This is a non-contagious affection of the skin, characterized by the eruption of clusters of globular vesicles on inflamed patches, of irregular or rounded form and of small extent. After a few days, the vesicles may subside or burst, forming a thin brownish scab.

Of the numerous varieties of this disease it will only be necessary to mention three.

1. Herpes Phyeetenodes.

2. Herpes circennatus, or Ringworm.

3. Herpes Zoster, or Shingles.

1. Herpes Phyletenodes. This variety is characterized by clusters of globular and transparent vesicles, appearing in variable numbers upon red patches over different parts of the body. The appearance of the eruption is generally attended with considerable itching and smarting. We not unfrequently see varieties of this group appearing on the face, hands, body, extremities, and private parts.

Herpes Zoster, Zona, or Shingles. This variety usually attacks one side of the body in the shape of a semicircular belt or band, formed by several clusters of agglomerated vesicles. It is more commonly seen on the abdomen, where it begins in some part of a line, extending down the centre of the abdomen, and proceeds outwardly around the body, until it about reaches the vertebrae, thus forming a sort of half girdle. It is generally attended with considerable itching, and sometimes with more or less fever.

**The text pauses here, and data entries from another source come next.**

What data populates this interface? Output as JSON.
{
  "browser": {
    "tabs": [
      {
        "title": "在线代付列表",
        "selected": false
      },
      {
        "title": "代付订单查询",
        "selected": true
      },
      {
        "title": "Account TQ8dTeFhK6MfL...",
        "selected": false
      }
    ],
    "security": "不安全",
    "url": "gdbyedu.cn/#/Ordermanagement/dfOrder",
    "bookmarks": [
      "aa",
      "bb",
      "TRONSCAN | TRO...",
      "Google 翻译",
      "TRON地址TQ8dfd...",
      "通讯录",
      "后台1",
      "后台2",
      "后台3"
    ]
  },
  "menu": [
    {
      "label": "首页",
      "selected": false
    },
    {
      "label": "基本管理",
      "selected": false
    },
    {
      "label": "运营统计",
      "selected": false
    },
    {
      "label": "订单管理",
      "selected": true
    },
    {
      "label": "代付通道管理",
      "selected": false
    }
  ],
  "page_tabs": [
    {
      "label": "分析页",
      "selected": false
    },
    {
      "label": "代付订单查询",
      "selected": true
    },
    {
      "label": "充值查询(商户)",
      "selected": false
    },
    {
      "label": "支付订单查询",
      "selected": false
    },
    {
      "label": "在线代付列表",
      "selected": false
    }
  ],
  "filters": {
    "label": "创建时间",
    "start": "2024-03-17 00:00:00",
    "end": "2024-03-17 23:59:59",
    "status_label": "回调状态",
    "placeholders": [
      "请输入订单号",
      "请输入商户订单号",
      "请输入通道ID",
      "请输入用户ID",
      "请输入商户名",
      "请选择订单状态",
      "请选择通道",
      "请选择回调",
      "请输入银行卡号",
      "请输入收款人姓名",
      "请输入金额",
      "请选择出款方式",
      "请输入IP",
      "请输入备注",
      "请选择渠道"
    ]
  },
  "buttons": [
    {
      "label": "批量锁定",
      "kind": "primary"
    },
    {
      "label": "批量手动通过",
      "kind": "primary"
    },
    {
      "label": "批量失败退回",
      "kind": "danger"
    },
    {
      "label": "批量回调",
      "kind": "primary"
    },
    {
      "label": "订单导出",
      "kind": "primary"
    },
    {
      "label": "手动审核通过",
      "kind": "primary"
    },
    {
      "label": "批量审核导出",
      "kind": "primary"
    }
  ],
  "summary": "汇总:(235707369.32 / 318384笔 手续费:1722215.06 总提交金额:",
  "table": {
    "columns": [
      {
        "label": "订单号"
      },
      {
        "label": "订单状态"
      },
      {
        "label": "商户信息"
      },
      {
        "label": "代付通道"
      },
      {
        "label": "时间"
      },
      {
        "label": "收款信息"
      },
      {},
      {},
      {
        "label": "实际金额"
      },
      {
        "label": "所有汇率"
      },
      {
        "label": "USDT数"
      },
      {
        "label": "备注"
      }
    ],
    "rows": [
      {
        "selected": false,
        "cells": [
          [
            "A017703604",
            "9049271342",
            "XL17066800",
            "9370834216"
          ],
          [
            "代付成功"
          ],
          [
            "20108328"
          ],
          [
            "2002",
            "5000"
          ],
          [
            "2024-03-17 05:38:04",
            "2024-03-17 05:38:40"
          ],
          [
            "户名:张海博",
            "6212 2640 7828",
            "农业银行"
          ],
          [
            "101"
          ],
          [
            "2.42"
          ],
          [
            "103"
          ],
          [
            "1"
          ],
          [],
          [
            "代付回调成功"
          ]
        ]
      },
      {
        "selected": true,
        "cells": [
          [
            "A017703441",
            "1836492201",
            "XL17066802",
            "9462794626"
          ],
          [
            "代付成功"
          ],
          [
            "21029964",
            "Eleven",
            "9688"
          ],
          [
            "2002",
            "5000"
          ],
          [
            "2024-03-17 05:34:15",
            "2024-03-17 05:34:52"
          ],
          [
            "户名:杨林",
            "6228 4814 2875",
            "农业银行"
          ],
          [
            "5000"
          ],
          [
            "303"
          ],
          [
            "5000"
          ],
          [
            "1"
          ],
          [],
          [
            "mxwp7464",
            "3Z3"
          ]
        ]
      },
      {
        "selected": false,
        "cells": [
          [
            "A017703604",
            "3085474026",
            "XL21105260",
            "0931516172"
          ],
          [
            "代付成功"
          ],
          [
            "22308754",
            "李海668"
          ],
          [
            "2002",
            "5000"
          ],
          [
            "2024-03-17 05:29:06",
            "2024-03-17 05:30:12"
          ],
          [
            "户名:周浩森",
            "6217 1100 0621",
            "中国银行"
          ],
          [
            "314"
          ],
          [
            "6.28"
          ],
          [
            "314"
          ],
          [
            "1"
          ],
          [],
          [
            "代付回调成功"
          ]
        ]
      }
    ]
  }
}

Treatment.* - Rhus, should there be much restlessness and fever, may be given morning, noon, and night. The ordinary forms of the disease will generally be controlled by Sulphur, Sepia or Caustieum, given in the same manner as directed in Herpes circennatus.

Should the eruption assume a dry character, Sepia, Sulphur, or Silicea may be given.

Where there is a tendency to ulceration, it may be controlled by Merc, Rhus, Sulph. or Sep. .

If Violent Itching Is Present, Nit. a or Graphites or Staphysagria will produce relief, or if warmth increases the difficulty, Clematis may be given.

Besides the remedies already enumerated, Dulc, Ars., Carb.-v,, Phos., Mez., Canth., Hep. may be indicated.

(See Materia Medica.)


One drop, or eight globules, in a tumbler of water, a tablespoonful morning and night, or a powder, or three globules, dry on the tongue at the same intervals.